You can also save money by looking for a queue of cars at a petrol station. Yes, it may be just busy. But oftentimes, a queue is a signal for cheaper petrol prices. 

Memberships and credit cards can save you money on fuel

If you’re in the market for a credit card, look for one that might save you money on fuel. Credit cards such as 365 Direct and Flexi VISA will give you good discount options at all petrol stations. If you have a particular station you always fill up at, such as a YX, you can sign up for the company’s credit card to receive discounts on fuel. 

There are also benefits to be had if you sign up for a credit card or a drivstoffkort or “fuel card”.

A drivstoffkort is a special credit card which you use to pay when refuelling your vehicle. The cards generally only work at the stations run by the company to which the card belongs. Different deals and types of card are available, depending on the company.

Specific deals on credit card and drivstoffkort discounts can be found (in Norwegian) here

You can sometimes use membership cards with grocery stores or real estate organisations to give you discounts on fuel. For example, the Coop Medlemskort will save you 45 øre when filling up at Circle K petrol stations. Trumf kortet, which is associated with the chains Kiwi, Meny, Joker and Spar, gives you bonuses when you fill up at Shell stations. OBOS members receive a 27 øre discount on petrol and diesel at both Statoil and 1-2-3-Automat stations. 

Where can I get the lowest priced petrol?

Petrol stations in Norway are extremely competitive. There is no one company that is known to sell gasoline or diesel cheaper than the others

Like many other goods, fuel prices around Norway will rise and fall with demand. Typically, fuel stations located in mountainous towns or areas that heavily rely on tourism will have more expensive fuel. If you’re on holiday in such a town or area, and can wait to fuel up when you get to a more trafficked motorway, it will likely save you money. 

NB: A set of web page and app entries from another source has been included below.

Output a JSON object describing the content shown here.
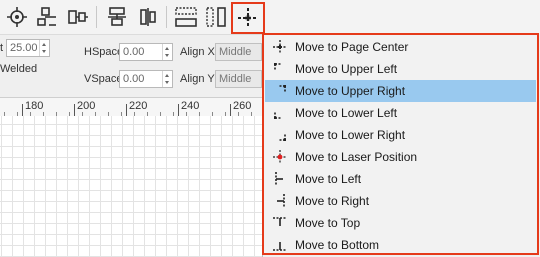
{
  "toolbar": {
    "buttons": [
      {
        "name": "align-center-target-icon"
      },
      {
        "name": "align-distribute-icon"
      },
      {
        "name": "align-horizontal-icon"
      },
      {
        "name": "align-vertical-icon"
      },
      {
        "name": "align-columns-icon"
      },
      {
        "name": "same-width-icon"
      },
      {
        "name": "same-height-icon"
      },
      {
        "name": "move-to-position-icon"
      }
    ]
  },
  "properties": {
    "size_label_fragment": "t",
    "size_value": "25.00",
    "welded_label": "Welded",
    "hspace_label": "HSpace",
    "hspace_value": "0.00",
    "vspace_label": "VSpace",
    "vspace_value": "0.00",
    "align_x_label": "Align X",
    "align_x_value": "Middle",
    "align_y_label": "Align Y",
    "align_y_value": "Middle"
  },
  "ruler": {
    "labels": [
      "180",
      "200",
      "220",
      "240",
      "260"
    ]
  },
  "menu": {
    "selected_index": 2,
    "items": [
      {
        "label": "Move to Page Center",
        "icon": "page-center-icon"
      },
      {
        "label": "Move to Upper Left",
        "icon": "upper-left-icon"
      },
      {
        "label": "Move to Upper Right",
        "icon": "upper-right-icon"
      },
      {
        "label": "Move to Lower Left",
        "icon": "lower-left-icon"
      },
      {
        "label": "Move to Lower Right",
        "icon": "lower-right-icon"
      },
      {
        "label": "Move to Laser Position",
        "icon": "laser-position-icon"
      },
      {
        "label": "Move to Left",
        "icon": "left-icon"
      },
      {
        "label": "Move to Right",
        "icon": "right-icon"
      },
      {
        "label": "Move to Top",
        "icon": "top-icon"
      },
      {
        "label": "Move to Bottom",
        "icon": "bottom-icon"
      }
    ]
  },
  "colors": {
    "highlight": "#e53a1a",
    "selection": "#99c9ef"
  }
}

Petrol stations that don’t have employees on location tend to be slower at increasing their prices to match the competition. So if you know you’ll be passing by an ubemannet or “unstaffed” petrol station on your trip, it may be cost-effective to wait and fill up there. 

Consider how much time you want to invest

Joining the hunt for cheaper fuel may not be for everyone. It is time consuming, and admittedly hard to achieve due to the ever-changing prices. If you are not dependent on your vehicle for your daily commute and don’t often drive long distances, fueling up at your local gas station may be the best choice.